Recipe notes: To toast pine nuts, place in a small dry skillet and cook over medium-low heat, stirring constantly, until fragrant and lightly browned, 2 to 4 minutes.

Per serving: 157 calories; 7 g fat (1 g saturated fat; 31 percent calories from fat); 21 g carbohydrates; 5 g sugar; 2 mg cholesterol; 243 mg sodium; 4 g protein; 4 g fiber.



Recipe from EatingWell.com

A judicious smear of mascarpone (half the fat of butter) is part of the luxury, but even lighter low-fat cream cheese will work, as well. The real secret is warming the berries just enough to make the flavor bloom and transform their juices into a rosy syrup.

4 thick slices whole-wheat bread

6 tablespoons light brown sugar

1 teaspoon grated lemon zest

2 teaspoons lemon juice

3 cups sliced or diced hulled strawberries

4 tablespoons mascarpone, (Italian cream cheese)

Toast bread in a toaster. Meanwhile, heat a large skillet over high heat. Add sugar, lemon zest and lemon juice and cook, stirring, until the sugar melts and the mixture begins to bubble, 30 seconds to 1 minute. Add strawberries and stir until juices begin to exude and the berries are heated through, 30 seconds to 1 minute more. Spread 1 tablespoon mascarpone on each piece of toast. Top with the warm berries. Makes 4 servings.

Tip: Prepare the sauce cover and refrigerate for up to 2 days or freeze for up to 1 month. To reheat, microwave on High for about 1 minute (defrost first, if necessary).

Per serving: 203 calories; 5 g fat (2 g saturated fat; 22 percent calories from fat); 40 g carbohydrates; 23 g sugar; 9 mg cholesterol; 152 mg sodium; 4 g protein; 4 g fiber.

Naan Pumpkin Breakfast Pizzas

If you can’t find naan, the Indian flatbread, use another version of flatbread. Adapted from abcdsofcooking.com and the Huffington Post.

2 whole-wheat naans or small flatbreads

2 teaspoons vegetable or olive oil

2 tablespoons minced onion

2 teaspoons dried sage

2 cups canned pumpkin puree (not pie filling)

2 cups shredded cheese (mozzarella, gruyere, white cheddar or a mix)

2 eggs

Preheat oven to 500 degrees. Heat a nonstick skillet over medium heat. Place a naan in the dry skillet and warm through, then turn to crisp the other side. Place on a baking sheet.

In the hot skillet, warm the oil and add the onion. Cook about 5 minutes, until softened. Stir the onions and sage into the pumpkin puree. Spread half of the puree on each naan, then top with the cheese.
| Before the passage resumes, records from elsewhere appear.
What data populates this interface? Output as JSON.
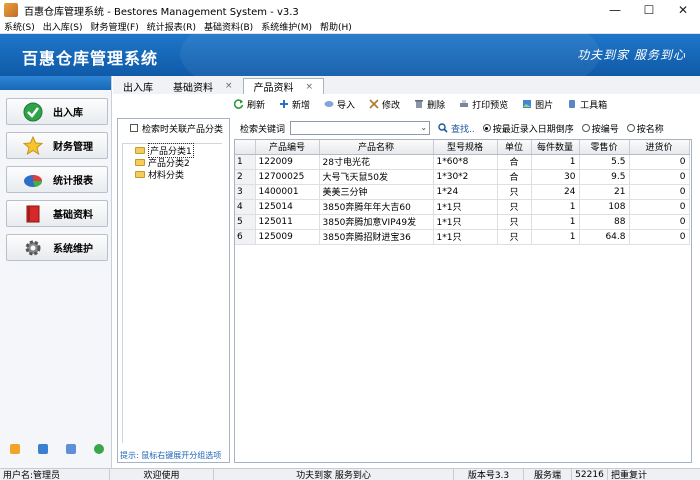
{
  "window": {
    "title": "百惠仓库管理系统 - Bestores Management System - v3.3",
    "minimize": "—",
    "maximize": "☐",
    "close": "✕"
  },
  "menu": [
    "系统(S)",
    "出入库(S)",
    "财务管理(F)",
    "统计报表(R)",
    "基础资料(B)",
    "系统维护(M)",
    "帮助(H)"
  ],
  "banner": {
    "title": "百惠仓库管理系统",
    "slogan": "功夫到家 服务到心"
  },
  "nav": [
    {
      "label": "出入库",
      "icon": "check-icon"
    },
    {
      "label": "财务管理",
      "icon": "star-icon"
    },
    {
      "label": "统计报表",
      "icon": "pie-chart-icon"
    },
    {
      "label": "基础资料",
      "icon": "book-icon"
    },
    {
      "label": "系统维护",
      "icon": "gear-icon"
    }
  ],
  "tabs": [
    {
      "label": "出入库",
      "closable": false,
      "active": false
    },
    {
      "label": "基础资料",
      "closable": true,
      "active": false
    },
    {
      "label": "产品资料",
      "closable": true,
      "active": true
    }
  ],
  "toolbar": {
    "refresh": "刷新",
    "add": "新增",
    "import": "导入",
    "edit": "修改",
    "delete": "删除",
    "print_preview": "打印预览",
    "image": "图片",
    "toolbox": "工具箱"
  },
  "category_panel": {
    "search_related": "检索时关联产品分类",
    "items": [
      "产品分类1",
      "产品分类2",
      "材料分类"
    ],
    "hint": "提示: 鼠标右键展开分组选项"
  },
  "search": {
    "label": "检索关键词",
    "value": "",
    "button": "查找..",
    "options": [
      "按最近录入日期倒序",
      "按编号",
      "按名称"
    ],
    "selected": 0
  },
  "grid": {
    "columns": [
      "",
      "产品编号",
      "产品名称",
      "型号规格",
      "单位",
      "每件数量",
      "零售价",
      "进货价"
    ],
    "rows": [
      [
        "1",
        "122009",
        "28寸电光花",
        "1*60*8",
        "合",
        "1",
        "5.5",
        "0"
      ],
      [
        "2",
        "12700025",
        "大号飞天鼠50发",
        "1*30*2",
        "合",
        "30",
        "9.5",
        "0"
      ],
      [
        "3",
        "1400001",
        "美美三分钟",
        "1*24",
        "只",
        "24",
        "21",
        "0"
      ],
      [
        "4",
        "125014",
        "3850奔腾年年大吉60",
        "1*1只",
        "只",
        "1",
        "108",
        "0"
      ],
      [
        "5",
        "125011",
        "3850奔腾加意VIP49发",
        "1*1只",
        "只",
        "1",
        "88",
        "0"
      ],
      [
        "6",
        "125009",
        "3850奔腾招财进宝36",
        "1*1只",
        "只",
        "1",
        "64.8",
        "0"
      ]
    ]
  },
  "status": {
    "user": "用户名:管理员",
    "welcome": "欢迎使用",
    "slogan": "功夫到家 服务到心",
    "version": "版本号3.3",
    "service": "服务端",
    "port": "52216",
    "extra": "把重复计"
  },
  "colors": {
    "banner": "#1565b8",
    "accent_link": "#1a56a0"
  }
}
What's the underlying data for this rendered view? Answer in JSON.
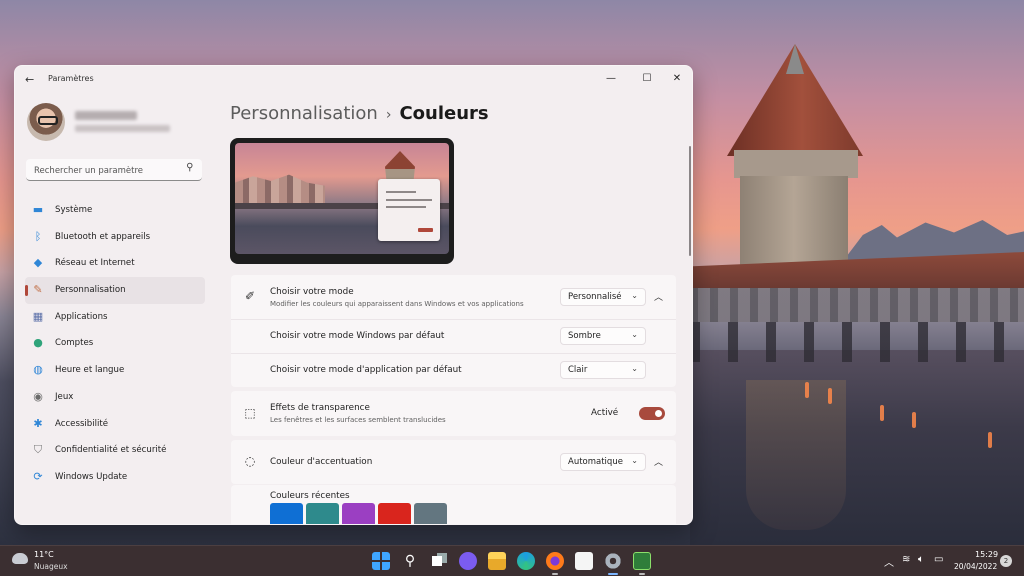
{
  "window": {
    "title": "Paramètres"
  },
  "search": {
    "placeholder": "Rechercher un paramètre"
  },
  "sidebar": {
    "items": [
      {
        "label": "Système",
        "icon": "monitor-icon"
      },
      {
        "label": "Bluetooth et appareils",
        "icon": "bluetooth-icon"
      },
      {
        "label": "Réseau et Internet",
        "icon": "wifi-icon"
      },
      {
        "label": "Personnalisation",
        "icon": "brush-icon",
        "active": true
      },
      {
        "label": "Applications",
        "icon": "apps-icon"
      },
      {
        "label": "Comptes",
        "icon": "account-icon"
      },
      {
        "label": "Heure et langue",
        "icon": "globe-clock-icon"
      },
      {
        "label": "Jeux",
        "icon": "gamepad-icon"
      },
      {
        "label": "Accessibilité",
        "icon": "accessibility-icon"
      },
      {
        "label": "Confidentialité et sécurité",
        "icon": "shield-icon"
      },
      {
        "label": "Windows Update",
        "icon": "update-icon"
      }
    ]
  },
  "breadcrumb": {
    "parent": "Personnalisation",
    "separator": "›",
    "current": "Couleurs"
  },
  "mode_card": {
    "title": "Choisir votre mode",
    "subtitle": "Modifier les couleurs qui apparaissent dans Windows et vos applications",
    "value": "Personnalisé",
    "windows_mode": {
      "label": "Choisir votre mode Windows par défaut",
      "value": "Sombre"
    },
    "app_mode": {
      "label": "Choisir votre mode d'application par défaut",
      "value": "Clair"
    }
  },
  "transparency_card": {
    "title": "Effets de transparence",
    "subtitle": "Les fenêtres et les surfaces semblent translucides",
    "toggle_label": "Activé",
    "toggle_on": true
  },
  "accent_card": {
    "title": "Couleur d'accentuation",
    "value": "Automatique",
    "recent_label": "Couleurs récentes",
    "recent_colors": [
      "#0f6fd4",
      "#2e8a8c",
      "#9b3fc2",
      "#d9251d",
      "#637680"
    ]
  },
  "colors": {
    "accent": "#a84a3d"
  },
  "taskbar": {
    "weather_temp": "11°C",
    "weather_desc": "Nuageux",
    "time": "15:29",
    "date": "20/04/2022",
    "notifications": "2"
  }
}
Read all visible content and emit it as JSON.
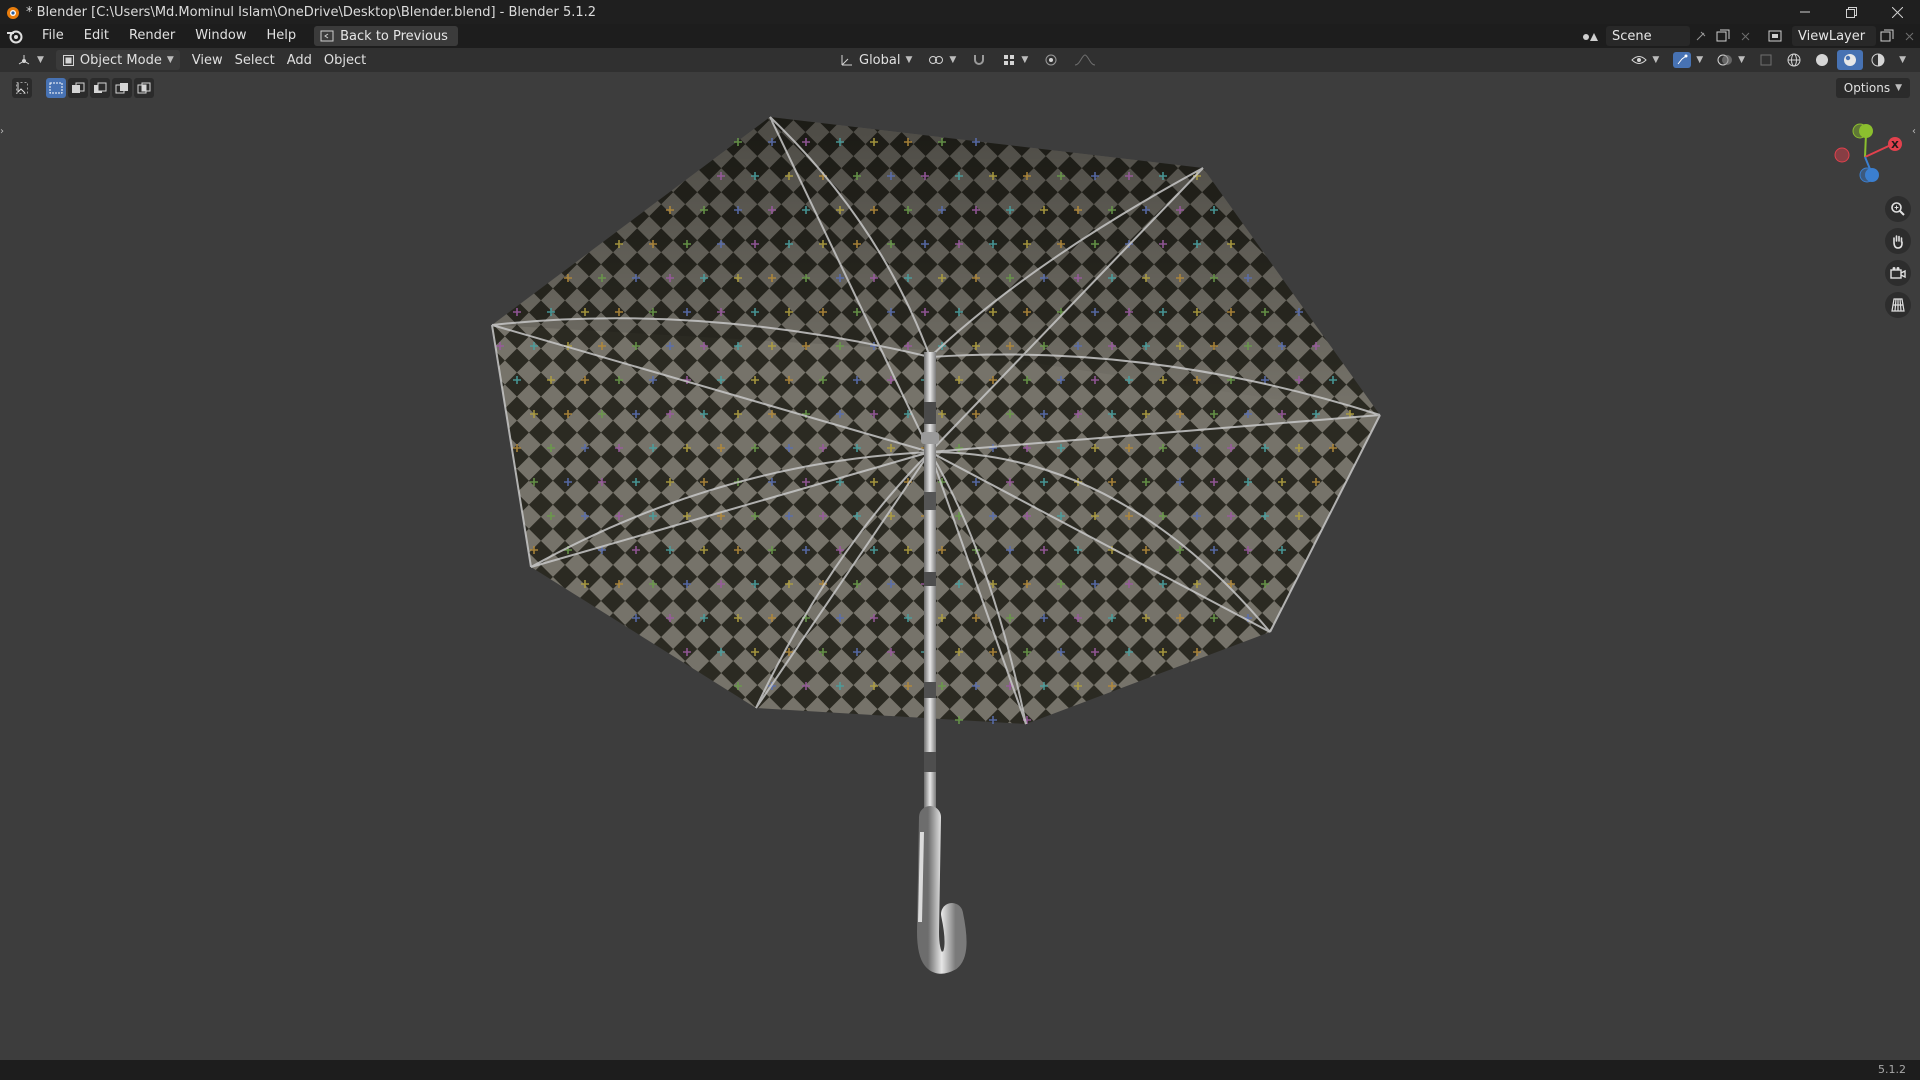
{
  "window": {
    "title": "* Blender [C:\\Users\\Md.Mominul Islam\\OneDrive\\Desktop\\Blender.blend] - Blender 5.1.2",
    "controls": [
      "minimize-icon",
      "restore-icon",
      "close-icon"
    ]
  },
  "topbar": {
    "menus": [
      "File",
      "Edit",
      "Render",
      "Window",
      "Help"
    ],
    "back_button": "Back to Previous",
    "scene": "Scene",
    "view_layer": "ViewLayer"
  },
  "viewport_header": {
    "mode": "Object Mode",
    "menus": [
      "View",
      "Select",
      "Add",
      "Object"
    ],
    "transform_orientation": "Global"
  },
  "viewport": {
    "options_label": "Options",
    "gizmo_axes": [
      "X",
      "Y",
      "Z"
    ],
    "nav_tools": [
      "zoom-icon",
      "pan-hand-icon",
      "camera-icon",
      "perspective-grid-icon"
    ]
  },
  "statusbar": {
    "version": "5.1.2"
  },
  "colors": {
    "accent": "#4772b3",
    "axis_x": "#e2414d",
    "axis_y": "#8bbf2e",
    "axis_z": "#3b7fd0"
  }
}
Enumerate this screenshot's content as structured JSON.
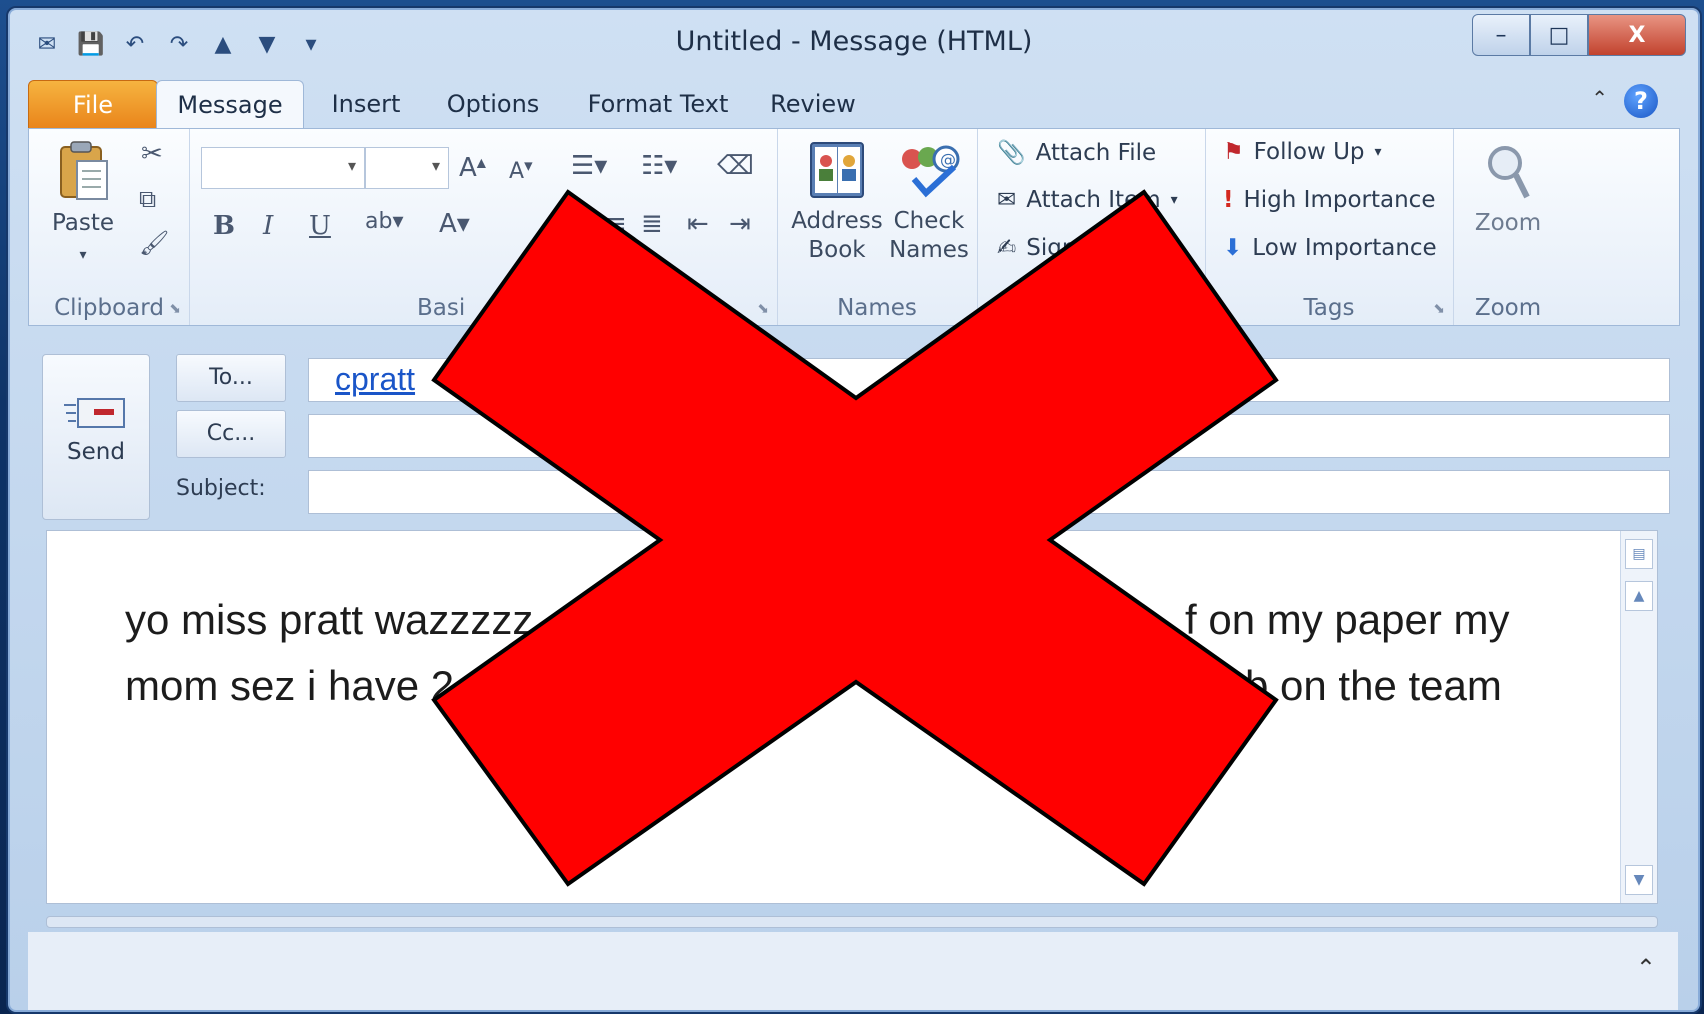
{
  "window": {
    "title": "Untitled  -  Message (HTML)",
    "controls": {
      "minimize": "–",
      "maximize": "□",
      "close": "X"
    }
  },
  "quick_access": [
    "mailbox-icon",
    "save-icon",
    "undo-icon",
    "redo-icon",
    "up-arrow-icon",
    "down-arrow-icon",
    "customize-icon"
  ],
  "tabs": [
    "File",
    "Message",
    "Insert",
    "Options",
    "Format Text",
    "Review"
  ],
  "active_tab": "Message",
  "help_glyph": "?",
  "ribbon": {
    "clipboard": {
      "label": "Clipboard",
      "paste": "Paste"
    },
    "basic_text": {
      "label": "Basic Text",
      "label_visible": "Basi",
      "bold": "B",
      "italic": "I",
      "underline": "U"
    },
    "names": {
      "label": "Names",
      "address_book": [
        "Address",
        "Book"
      ],
      "check_names": [
        "Check",
        "Names"
      ]
    },
    "include": {
      "attach_file": "Attach File",
      "attach_item": "Attach Item",
      "signature": "Signature"
    },
    "tags": {
      "label": "Tags",
      "follow_up": "Follow Up",
      "high_importance": "High Importance",
      "low_importance": "Low Importance"
    },
    "zoom": {
      "label": "Zoom",
      "button": "Zoom"
    }
  },
  "compose": {
    "send": "Send",
    "to_button": "To...",
    "cc_button": "Cc...",
    "subject_label": "Subject:",
    "to_value": "cpratt",
    "cc_value": "",
    "subject_value": ""
  },
  "body": {
    "line1_left": "yo miss pratt wazzzzz",
    "line1_right": "f on my paper my",
    "line2_left": "mom sez i have 2",
    "line2_right": "b on the team"
  },
  "overlay": {
    "shape": "red-x-mark",
    "color": "#ff0000"
  }
}
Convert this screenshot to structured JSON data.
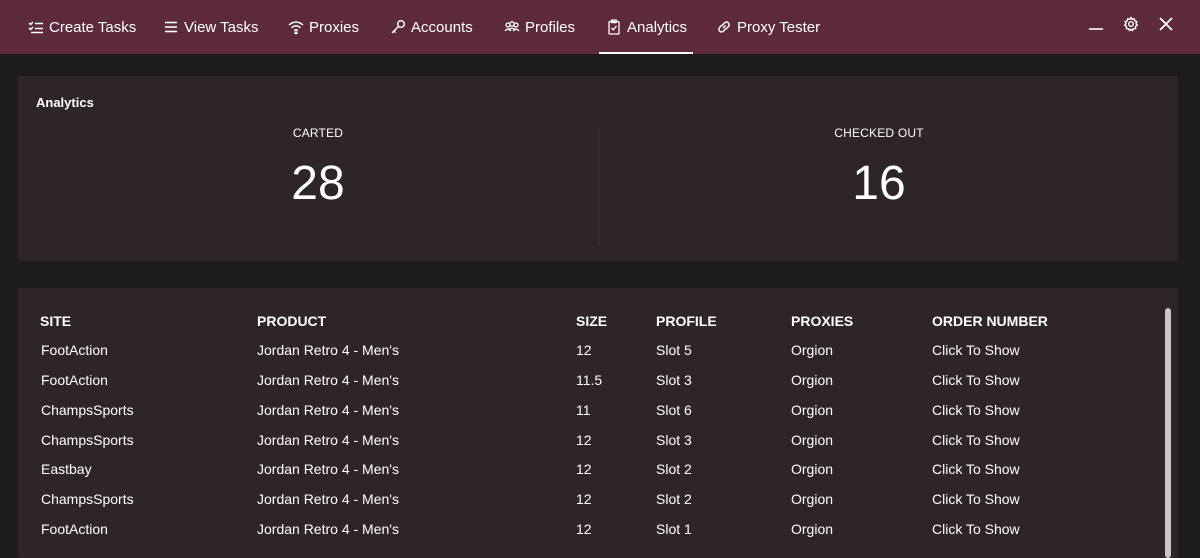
{
  "nav": {
    "items": [
      {
        "label": "Create Tasks",
        "icon": "create-tasks-icon",
        "active": false
      },
      {
        "label": "View Tasks",
        "icon": "list-icon",
        "active": false
      },
      {
        "label": "Proxies",
        "icon": "wifi-icon",
        "active": false
      },
      {
        "label": "Accounts",
        "icon": "key-icon",
        "active": false
      },
      {
        "label": "Profiles",
        "icon": "users-icon",
        "active": false
      },
      {
        "label": "Analytics",
        "icon": "clipboard-check-icon",
        "active": true
      },
      {
        "label": "Proxy Tester",
        "icon": "link-icon",
        "active": false
      }
    ]
  },
  "window_controls": {
    "minimize": "minimize-icon",
    "settings": "gear-icon",
    "close": "close-icon"
  },
  "analytics": {
    "title": "Analytics",
    "carted_label": "CARTED",
    "carted_value": "28",
    "checked_out_label": "CHECKED OUT",
    "checked_out_value": "16"
  },
  "orders": {
    "columns": [
      "SITE",
      "PRODUCT",
      "SIZE",
      "PROFILE",
      "PROXIES",
      "ORDER NUMBER"
    ],
    "rows": [
      {
        "site": "FootAction",
        "product": "Jordan Retro 4 - Men's",
        "size": "12",
        "profile": "Slot 5",
        "proxies": "Orgion",
        "order": "Click To Show"
      },
      {
        "site": "FootAction",
        "product": "Jordan Retro 4 - Men's",
        "size": "11.5",
        "profile": "Slot 3",
        "proxies": "Orgion",
        "order": "Click To Show"
      },
      {
        "site": "ChampsSports",
        "product": "Jordan Retro 4 - Men's",
        "size": "11",
        "profile": "Slot 6",
        "proxies": "Orgion",
        "order": "Click To Show"
      },
      {
        "site": "ChampsSports",
        "product": "Jordan Retro 4 - Men's",
        "size": "12",
        "profile": "Slot 3",
        "proxies": "Orgion",
        "order": "Click To Show"
      },
      {
        "site": "Eastbay",
        "product": "Jordan Retro 4 - Men's",
        "size": "12",
        "profile": "Slot 2",
        "proxies": "Orgion",
        "order": "Click To Show"
      },
      {
        "site": "ChampsSports",
        "product": "Jordan Retro 4 - Men's",
        "size": "12",
        "profile": "Slot 2",
        "proxies": "Orgion",
        "order": "Click To Show"
      },
      {
        "site": "FootAction",
        "product": "Jordan Retro 4 - Men's",
        "size": "12",
        "profile": "Slot 1",
        "proxies": "Orgion",
        "order": "Click To Show"
      }
    ]
  },
  "colors": {
    "titlebar": "#5c2a3c",
    "background": "#1e1b1c",
    "panel": "#2e2529",
    "text": "#ffffff"
  }
}
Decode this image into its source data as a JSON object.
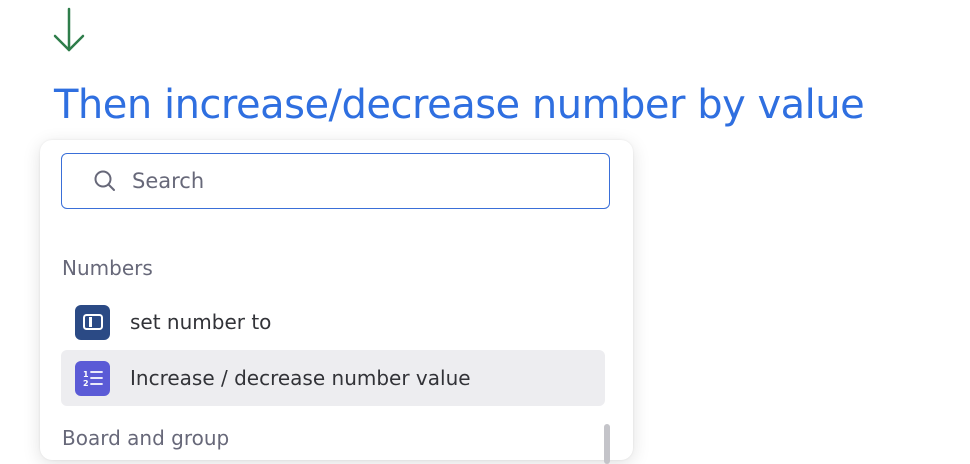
{
  "heading": "Then increase/decrease number by value",
  "search": {
    "placeholder": "Search",
    "value": ""
  },
  "sections": [
    {
      "label": "Numbers",
      "items": [
        {
          "label": "set number to",
          "icon": "number-column-icon",
          "color": "#2b4a85"
        },
        {
          "label": "Increase / decrease number value",
          "icon": "numbered-list-icon",
          "color": "#5b5bd6",
          "selected": true
        }
      ]
    },
    {
      "label": "Board and group",
      "items": []
    }
  ],
  "colors": {
    "accent": "#2f6fe0",
    "arrow": "#2e7d4a",
    "selected_bg": "#ededf0"
  }
}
Use the back of a spoon to make an indentation in the center of each topped naan, then crack an egg into each one.

Place in the oven and bake about 4 minutes. Turn the baking sheet and continue baking 4 to 5 minutes, until the egg white is set and the yolk is as done as you like. Serve warm. Serves 2.

Per serving: 989 calories; 30 g fat (14 g saturated fat; 27 percent calories from fat); 125 g carbohydrates; 11 g sugar; 259 mg cholesterol; 1,387 mg sodium; 54 g protein; 11 g fiber.

Asparagus-Potato Soup

Recipe from EatingWell.com

In this fast asparagus soup recipe, potato adds creaminess without adding cream. Double or triple this soup and freeze the leftovers for a quick lunch. Spring is the best time to snag young, tender asparagus and this is a good way to use up any leftovers you may have.

1 tablespoon extra-virgin olive oil, plus 1 1/2 tablespoons, divided

1 medium shallot, chopped

3 cups low-sodium vegetable broth or chicken broth

1 pound asparagus, trimmed and cut into 1-inch pieces

1 cup diced peeled potato

2 teaspoons prepared horseradish, or to taste

1/4 teaspoon salt

1 cup whole-wheat country bread cubes (1/4 inch), optional garnish

Sliced scallion greens, optional garnish

Heat 1 tablespoon oil in a large saucepan over medium heat. Add shallot and cook, stirring, until softened, 2 to 3 minutes. Add broth, asparagus, potato, horseradish and salt; bring to a boil. Reduce heat and simmer until the vegetables are tender, about 15 minutes. Puree with an immersion blender or in a regular blender. (Use caution when pureeing hot liquids.)

Meanwhile, heat the remaining 1 1/2 tablespoons oil in a large skillet over medium-high heat. Reduce heat to medium, add bread cubes and cook, stirring, until browned and crispy, 3 to 5 minutes. Serve the soup topped with the croutons and scallions, if desired. Serves 4.

Per serving: 190 calories; 10 g fat (1 g saturated fat; 47 percent calories from fat); 22 g carbohydrates; 1 g sugar; 0 mg cholesterol; 338 mg sodium; 5 g protein; 5 g fiber.